Eating the same veg day after day, made us try lots of different recipes. A pan with all three tossed with a bit of oil, and seasoned with salt & pepper, then roasted is still one of my favourites. Glazing some carrots always made those dinners seem fancier. I used to do a brown sugar, butter & ginger glaze, by just draining the carrots and adding the three additions back with the carrots into the pot, to heat for 5 minutes or so before serving. Years went by, and I started to gently sauté the ginger before adding, and then I bought the Silver Palate cookbook. Well. They added in caraway, a whole new flavour to elevate my simple glazed carrots. While their recipe uses ground ginger & golden sugar, I still like to use minced ginger & brown sugar. But it’s all about innovating, so with a bit of this and a bit of that, here’s the Silver Palate enhanced version of my simple Gingered Carrot recipe. Enjoy, while you remember that it really is okay to eat the same thing most days, as long as it’s good for you! Continue reading

Cranberry Orange Sauce

IMG_8621From the time we were first married, and living in a 40’ trailer on our 50-acre piece of raw land, our family has gathered at our table for holiday repasts. We would move the table so that it ran from the tiny trailer kitchen through the living area. The trailer was just 9’ wide, so it was all about the table!

We’d cook the turkey in the tiny, but wonderful oven, heating the whole of the trailer in the process, while pots simmered on the cooktop. Even though our space was so tiny, it was so much fun.

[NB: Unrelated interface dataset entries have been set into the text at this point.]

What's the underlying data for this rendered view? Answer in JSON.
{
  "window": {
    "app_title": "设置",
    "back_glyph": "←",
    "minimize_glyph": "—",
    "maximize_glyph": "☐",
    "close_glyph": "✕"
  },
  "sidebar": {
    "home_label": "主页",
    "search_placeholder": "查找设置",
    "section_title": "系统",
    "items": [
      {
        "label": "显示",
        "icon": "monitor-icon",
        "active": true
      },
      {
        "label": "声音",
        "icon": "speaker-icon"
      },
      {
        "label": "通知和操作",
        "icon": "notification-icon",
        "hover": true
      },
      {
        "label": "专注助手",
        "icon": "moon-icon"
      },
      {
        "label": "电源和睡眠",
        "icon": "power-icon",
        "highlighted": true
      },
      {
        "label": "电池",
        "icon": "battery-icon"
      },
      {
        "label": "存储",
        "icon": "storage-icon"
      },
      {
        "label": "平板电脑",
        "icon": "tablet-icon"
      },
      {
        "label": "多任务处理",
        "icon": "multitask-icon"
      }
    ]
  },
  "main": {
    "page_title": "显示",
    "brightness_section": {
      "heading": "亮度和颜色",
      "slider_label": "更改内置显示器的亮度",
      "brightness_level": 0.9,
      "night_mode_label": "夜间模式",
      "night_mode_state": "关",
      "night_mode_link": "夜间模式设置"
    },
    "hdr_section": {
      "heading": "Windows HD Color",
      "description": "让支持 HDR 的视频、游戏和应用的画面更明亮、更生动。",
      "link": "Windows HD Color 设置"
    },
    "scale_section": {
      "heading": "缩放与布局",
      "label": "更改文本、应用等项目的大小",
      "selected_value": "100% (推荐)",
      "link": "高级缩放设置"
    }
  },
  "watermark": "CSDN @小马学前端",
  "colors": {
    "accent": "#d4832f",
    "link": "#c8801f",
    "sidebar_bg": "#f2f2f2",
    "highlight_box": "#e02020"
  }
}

We moved into our freshly built new house in early October one year. I was so excited to hold our first Thanksgiving here. With room to spare, we invited a tableful of guests, still needing to extend the table into the living room. A bigger table but extended all the same. Counting noses for this Thanksgiving, we’ll also need to add another table. Always I am thankful for those who share our table with us.

Here’s the recipe for the cranberry sauce that I’ve been making most of my life, and has been at most of these events. Continue reading

Poultry Gravy (do ahead, or for when you just want some)

IMG_8597Sometimes it’s just way easier to do something ahead of time.

Every “gather-round-the-table” celebration is more enjoyable if the tasks are shared between several, and it isn’t all done “just before”. When a turkey is pulled from the oven, and set to rest on its cutting board, there are usually other pots simmering, and people talking & visiting. So here’s a tip.

Make your gravy ahead of time. Any juices from your bird can be set in the fridge for the next day or two, making it easy to remove any fat. Then the juices can be frozen, ready for the next time you want gravy. The only downside to this is that you need to have kept those juices for that time.

Here’s a do-ahead gravy that is started from scratch, using some bits of poultry like wings, neck, or even chopped up legs. You can make as much as you want on a day that you pick.

For this year’s Thanksgiving feast, the turkey, stuffing, and three side dishes will be brought by others, leaving me to do a couple of pies, cranberry sauce, potatoes & gravy. As ours truly is the “home-that-gathers”, I am looking forward to the happy chatter and laughter that I am so very thankful for.IMG_8594

Continue reading